Guest blogging and reading update

My blog tour is starting to wind down, but there are still a few more stops where you can comment for a chance to win a copy of An Infamous Marriage or the tour grand prize of a $50 gift certificate to your choice of Amazon, Barnes & Noble, or Powell's.

Today, 11/26, I'm at The Maiden's Court.
Tuesday, 11/27 - Everybody Needs A Little Romance
Wednesday, 11/28 - I'll be at fellow Carina author JL Hilton's blog, and she'll be here.
Thursday, 11/29 - Rose Lerner's tumblr
Friday, 11/30 - Romance Writer's Revenge
Next Monday, 12/3 - Novel Reflections

And on the evening of 12/6, I'll announce the winner of the grand prize here on my blog.

In my life as a reader, I'm almost to 100 books for 2012! Here are the latest two:

98) The (Honest) Truth About Dishonesty, by Dan Ariely. Behavioral economist Ariely explores the degree to which people are willing to cheat and why, and what kind of conditions make them more or less honest. Basically, people have competing urges to seek their own advantage and to portray themselves as honest, honorable people--whether as part of their self-image or to the world. A couple of the anecdotes that struck my interest:

1. College students were more likely to cheat on a test as part of a study if someone in the room neutrally dressed or wearing their school's colors and logo visibly cheated or pointed out how easy it was to do so, but less likely than a control group if the cheating person wore a rival school's logo.

2. In a study where a blind and a sighted researcher each asked growers at a farmers market to give them a pound of their best produce, which was then taken off-site to an independent evaluator, the blind researcher was consistently given better produce.

99) Redshirts, by John Scalzi.
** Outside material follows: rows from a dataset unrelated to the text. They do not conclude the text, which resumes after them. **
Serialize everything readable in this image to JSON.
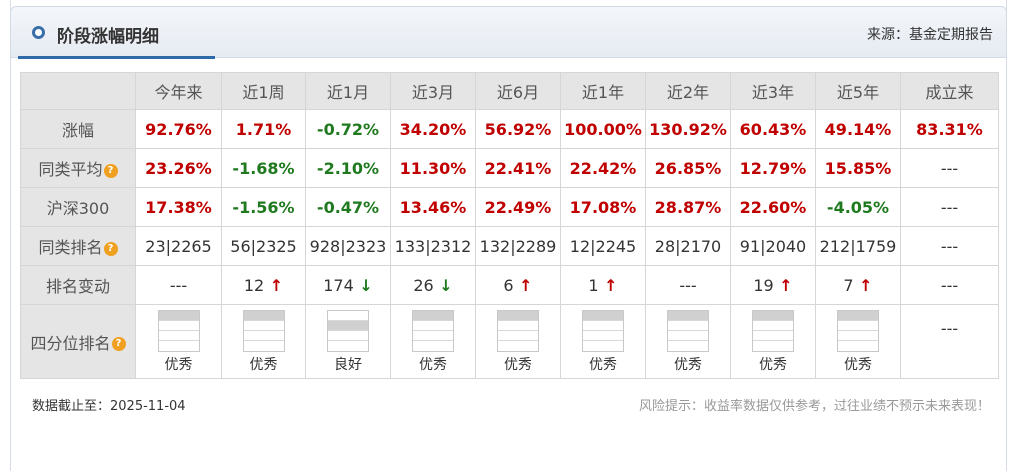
{
  "header": {
    "title": "阶段涨幅明细",
    "source": "来源：基金定期报告"
  },
  "columns": [
    "今年来",
    "近1周",
    "近1月",
    "近3月",
    "近6月",
    "近1年",
    "近2年",
    "近3年",
    "近5年",
    "成立来"
  ],
  "rows": {
    "return": {
      "label": "涨幅",
      "values": [
        "92.76%",
        "1.71%",
        "-0.72%",
        "34.20%",
        "56.92%",
        "100.00%",
        "130.92%",
        "60.43%",
        "49.14%",
        "83.31%"
      ],
      "signs": [
        "pos",
        "pos",
        "neg",
        "pos",
        "pos",
        "pos",
        "pos",
        "pos",
        "pos",
        "pos"
      ]
    },
    "peer_avg": {
      "label": "同类平均",
      "values": [
        "23.26%",
        "-1.68%",
        "-2.10%",
        "11.30%",
        "22.41%",
        "22.42%",
        "26.85%",
        "12.79%",
        "15.85%",
        "---"
      ],
      "signs": [
        "pos",
        "neg",
        "neg",
        "pos",
        "pos",
        "pos",
        "pos",
        "pos",
        "pos",
        "plain"
      ]
    },
    "hs300": {
      "label": "沪深300",
      "values": [
        "17.38%",
        "-1.56%",
        "-0.47%",
        "13.46%",
        "22.49%",
        "17.08%",
        "28.87%",
        "22.60%",
        "-4.05%",
        "---"
      ],
      "signs": [
        "pos",
        "neg",
        "neg",
        "pos",
        "pos",
        "pos",
        "pos",
        "pos",
        "neg",
        "plain"
      ]
    },
    "peer_rank": {
      "label": "同类排名",
      "values": [
        "23|2265",
        "56|2325",
        "928|2323",
        "133|2312",
        "132|2289",
        "12|2245",
        "28|2170",
        "91|2040",
        "212|1759",
        "---"
      ]
    },
    "rank_change": {
      "label": "排名变动",
      "values": [
        "---",
        "12",
        "174",
        "26",
        "6",
        "1",
        "---",
        "19",
        "7",
        "---"
      ],
      "arrows": [
        "",
        "↑",
        "↓",
        "↓",
        "↑",
        "↑",
        "",
        "↑",
        "↑",
        ""
      ]
    },
    "quartile": {
      "label": "四分位排名",
      "levels": [
        1,
        1,
        2,
        1,
        1,
        1,
        1,
        1,
        1,
        0
      ],
      "labels": [
        "优秀",
        "优秀",
        "良好",
        "优秀",
        "优秀",
        "优秀",
        "优秀",
        "优秀",
        "优秀",
        "---"
      ]
    }
  },
  "footer": {
    "date": "数据截止至：2025-11-04",
    "risk": "风险提示：收益率数据仅供参考，过往业绩不预示未来表现！"
  }
}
A hilarious, delightfully meta piece of SF where a bunch of ensigns on a starship realize they're characters in a TV show--and a poorly written one, at that.

1 comment:
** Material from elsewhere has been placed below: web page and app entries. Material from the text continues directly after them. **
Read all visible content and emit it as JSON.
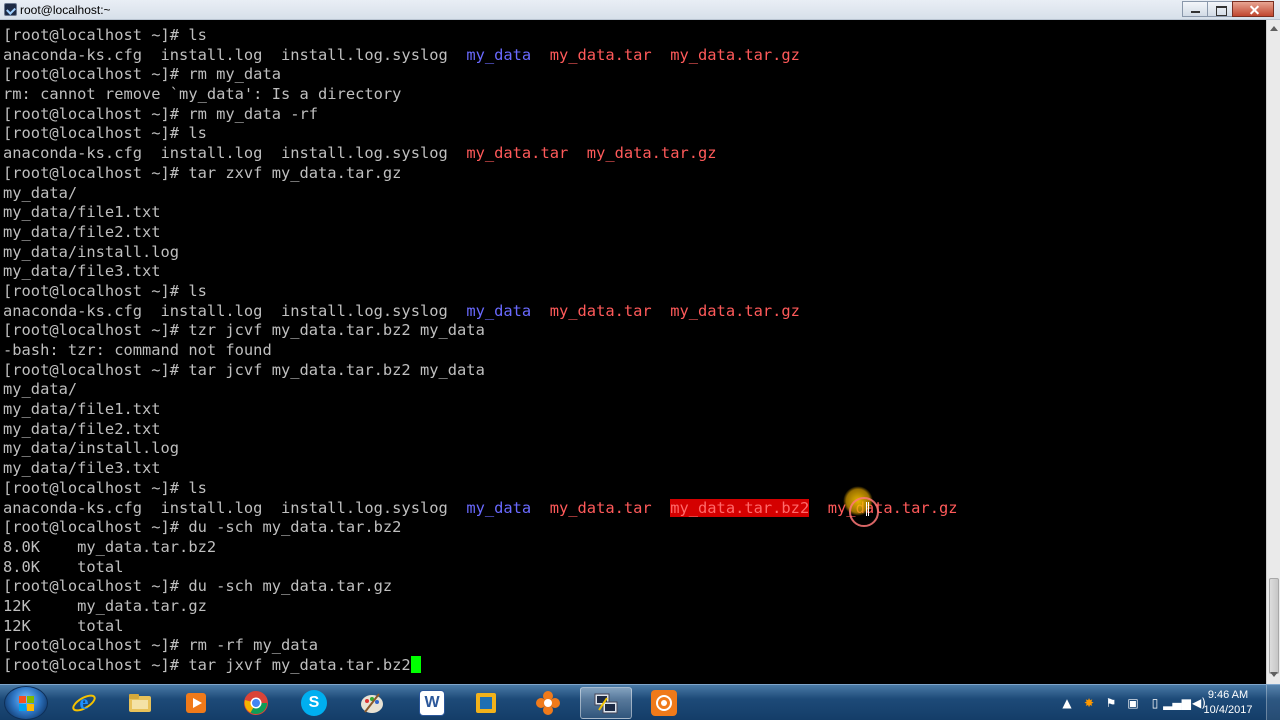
{
  "window": {
    "title": "root@localhost:~"
  },
  "terminal": {
    "lines": [
      [
        {
          "t": "[root@localhost ~]# ls",
          "c": ""
        }
      ],
      [
        {
          "t": "anaconda-ks.cfg  install.log  install.log.syslog  ",
          "c": ""
        },
        {
          "t": "my_data",
          "c": "dir"
        },
        {
          "t": "  ",
          "c": ""
        },
        {
          "t": "my_data.tar",
          "c": "arc"
        },
        {
          "t": "  ",
          "c": ""
        },
        {
          "t": "my_data.tar.gz",
          "c": "arc"
        }
      ],
      [
        {
          "t": "[root@localhost ~]# rm my_data",
          "c": ""
        }
      ],
      [
        {
          "t": "rm: cannot remove `my_data': Is a directory",
          "c": ""
        }
      ],
      [
        {
          "t": "[root@localhost ~]# rm my_data -rf",
          "c": ""
        }
      ],
      [
        {
          "t": "[root@localhost ~]# ls",
          "c": ""
        }
      ],
      [
        {
          "t": "anaconda-ks.cfg  install.log  install.log.syslog  ",
          "c": ""
        },
        {
          "t": "my_data.tar",
          "c": "arc"
        },
        {
          "t": "  ",
          "c": ""
        },
        {
          "t": "my_data.tar.gz",
          "c": "arc"
        }
      ],
      [
        {
          "t": "[root@localhost ~]# tar zxvf my_data.tar.gz",
          "c": ""
        }
      ],
      [
        {
          "t": "my_data/",
          "c": ""
        }
      ],
      [
        {
          "t": "my_data/file1.txt",
          "c": ""
        }
      ],
      [
        {
          "t": "my_data/file2.txt",
          "c": ""
        }
      ],
      [
        {
          "t": "my_data/install.log",
          "c": ""
        }
      ],
      [
        {
          "t": "my_data/file3.txt",
          "c": ""
        }
      ],
      [
        {
          "t": "[root@localhost ~]# ls",
          "c": ""
        }
      ],
      [
        {
          "t": "anaconda-ks.cfg  install.log  install.log.syslog  ",
          "c": ""
        },
        {
          "t": "my_data",
          "c": "dir"
        },
        {
          "t": "  ",
          "c": ""
        },
        {
          "t": "my_data.tar",
          "c": "arc"
        },
        {
          "t": "  ",
          "c": ""
        },
        {
          "t": "my_data.tar.gz",
          "c": "arc"
        }
      ],
      [
        {
          "t": "[root@localhost ~]# tzr jcvf my_data.tar.bz2 my_data",
          "c": ""
        }
      ],
      [
        {
          "t": "-bash: tzr: command not found",
          "c": ""
        }
      ],
      [
        {
          "t": "[root@localhost ~]# tar jcvf my_data.tar.bz2 my_data",
          "c": ""
        }
      ],
      [
        {
          "t": "my_data/",
          "c": ""
        }
      ],
      [
        {
          "t": "my_data/file1.txt",
          "c": ""
        }
      ],
      [
        {
          "t": "my_data/file2.txt",
          "c": ""
        }
      ],
      [
        {
          "t": "my_data/install.log",
          "c": ""
        }
      ],
      [
        {
          "t": "my_data/file3.txt",
          "c": ""
        }
      ],
      [
        {
          "t": "[root@localhost ~]# ls",
          "c": ""
        }
      ],
      [
        {
          "t": "anaconda-ks.cfg  install.log  install.log.syslog  ",
          "c": ""
        },
        {
          "t": "my_data",
          "c": "dir"
        },
        {
          "t": "  ",
          "c": ""
        },
        {
          "t": "my_data.tar",
          "c": "arc"
        },
        {
          "t": "  ",
          "c": ""
        },
        {
          "t": "my_data.tar.bz2",
          "c": "hl"
        },
        {
          "t": "  ",
          "c": ""
        },
        {
          "t": "my_data.tar.gz",
          "c": "arc"
        }
      ],
      [
        {
          "t": "[root@localhost ~]# du -sch my_data.tar.bz2",
          "c": ""
        }
      ],
      [
        {
          "t": "8.0K    my_data.tar.bz2",
          "c": ""
        }
      ],
      [
        {
          "t": "8.0K    total",
          "c": ""
        }
      ],
      [
        {
          "t": "[root@localhost ~]# du -sch my_data.tar.gz",
          "c": ""
        }
      ],
      [
        {
          "t": "12K     my_data.tar.gz",
          "c": ""
        }
      ],
      [
        {
          "t": "12K     total",
          "c": ""
        }
      ],
      [
        {
          "t": "[root@localhost ~]# rm -rf my_data",
          "c": ""
        }
      ],
      [
        {
          "t": "[root@localhost ~]# tar jxvf my_data.tar.bz2",
          "c": ""
        }
      ]
    ]
  },
  "colors": {
    "terminal_bg": "#000000",
    "text": "#bfbfbf",
    "directory": "#6a6aff",
    "archive": "#ff5a5a",
    "highlight_bg": "#d40000",
    "cursor": "#00ff00"
  },
  "taskbar": {
    "items": [
      {
        "name": "internet-explorer",
        "icon": "ie-icon"
      },
      {
        "name": "file-explorer",
        "icon": "folder-icon"
      },
      {
        "name": "media-player",
        "icon": "media-player-icon"
      },
      {
        "name": "chrome",
        "icon": "chrome-icon"
      },
      {
        "name": "skype",
        "icon": "skype-icon",
        "glyph": "S"
      },
      {
        "name": "paint",
        "icon": "paint-icon"
      },
      {
        "name": "word",
        "icon": "word-icon",
        "glyph": "W"
      },
      {
        "name": "virtual-machine",
        "icon": "vm-icon"
      },
      {
        "name": "settings-app",
        "icon": "flower-icon"
      },
      {
        "name": "putty",
        "icon": "putty-icon",
        "active": true
      },
      {
        "name": "recorder",
        "icon": "recorder-icon"
      }
    ],
    "clock": {
      "time": "9:46 AM",
      "date": "10/4/2017"
    }
  }
}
  1. Dan Ariely's book sounds very interesting -- I read Freakonomics a while back and it's fascinating how studies can link seemingly harmless behavior to large-scale concerns.